Already discovered?

 

Discover Jakob Friedrich Kammerer:

A democrat and his spark of inspiration

Jakob Friedrich Kammerer, born on 24 May 1796 in Ehningen (Germany, Württemberg), would have been 220 years old this month. Without him we would be in the dark from time to time, as he invented the phosphorus friction match in 1832.

Kammerer had first continued the sieve maker business of his father. Since this was not profitable, he became a hat maker. In the course of time he also produced other things, amongst them waterproof boots and musical instruments. He became known for the invention of phosphorus matches.

At the beginning of the 19th century, sparking a fire was still an arduous task. Although lighters and matches were already invented, their usage was linked to handling hazardous chemicals that could lead to skin injuries. Only the phosphorus match which was lit at a friction surface made everyday life much easier. Although it is not clearly determinable who was the inventor, Kammerer certainly was one of the pioneers. From 1832 on, he produced his matches in Ludwigsburg.

Johann Friedrich Kammerer was not only an inventor and entrepreneur, he was also a confirmed democrat. From a trip he brought a French Revolution Constitution of 1793 from Strasbourg and was a participant of the Hambach Festival in 1832. In the course of a wave of arrests he was held in custody in 1833, but was granted bail after three months. In 1838 he was finally sentenced to two years imprisonment for his democratic activities. He was pardoned in 1840 on the condition that he would emigrate to North America within two weeks.
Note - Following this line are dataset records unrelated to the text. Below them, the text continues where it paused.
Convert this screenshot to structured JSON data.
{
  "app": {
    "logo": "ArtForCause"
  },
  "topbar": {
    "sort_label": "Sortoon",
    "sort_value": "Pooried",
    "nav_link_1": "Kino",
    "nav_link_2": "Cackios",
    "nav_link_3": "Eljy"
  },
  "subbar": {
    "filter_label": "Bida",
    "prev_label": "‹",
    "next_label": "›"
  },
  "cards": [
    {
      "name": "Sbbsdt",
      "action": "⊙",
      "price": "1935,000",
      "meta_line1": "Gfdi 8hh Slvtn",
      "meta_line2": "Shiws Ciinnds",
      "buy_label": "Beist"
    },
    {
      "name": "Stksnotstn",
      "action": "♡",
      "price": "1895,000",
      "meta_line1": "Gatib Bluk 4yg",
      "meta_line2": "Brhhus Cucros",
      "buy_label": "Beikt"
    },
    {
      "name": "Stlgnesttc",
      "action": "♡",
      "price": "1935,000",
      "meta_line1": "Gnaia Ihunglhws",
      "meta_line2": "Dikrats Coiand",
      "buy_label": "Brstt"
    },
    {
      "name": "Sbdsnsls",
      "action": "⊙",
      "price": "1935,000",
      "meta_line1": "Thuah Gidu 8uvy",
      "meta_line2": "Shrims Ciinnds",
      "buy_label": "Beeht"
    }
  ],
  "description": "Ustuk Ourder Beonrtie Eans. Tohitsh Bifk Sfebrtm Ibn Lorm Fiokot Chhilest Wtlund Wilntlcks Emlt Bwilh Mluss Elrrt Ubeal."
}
As a result, he fled to Riesbach near Zurich, where he rebuilt another matchstick factory. His house became a refuge for political refugees of the German revolution of 1848. He gave shelter to the pedagogue Friedrich Fröbel, the revolutionary leader Friedrich Hecker and the poet Georg Herwegh.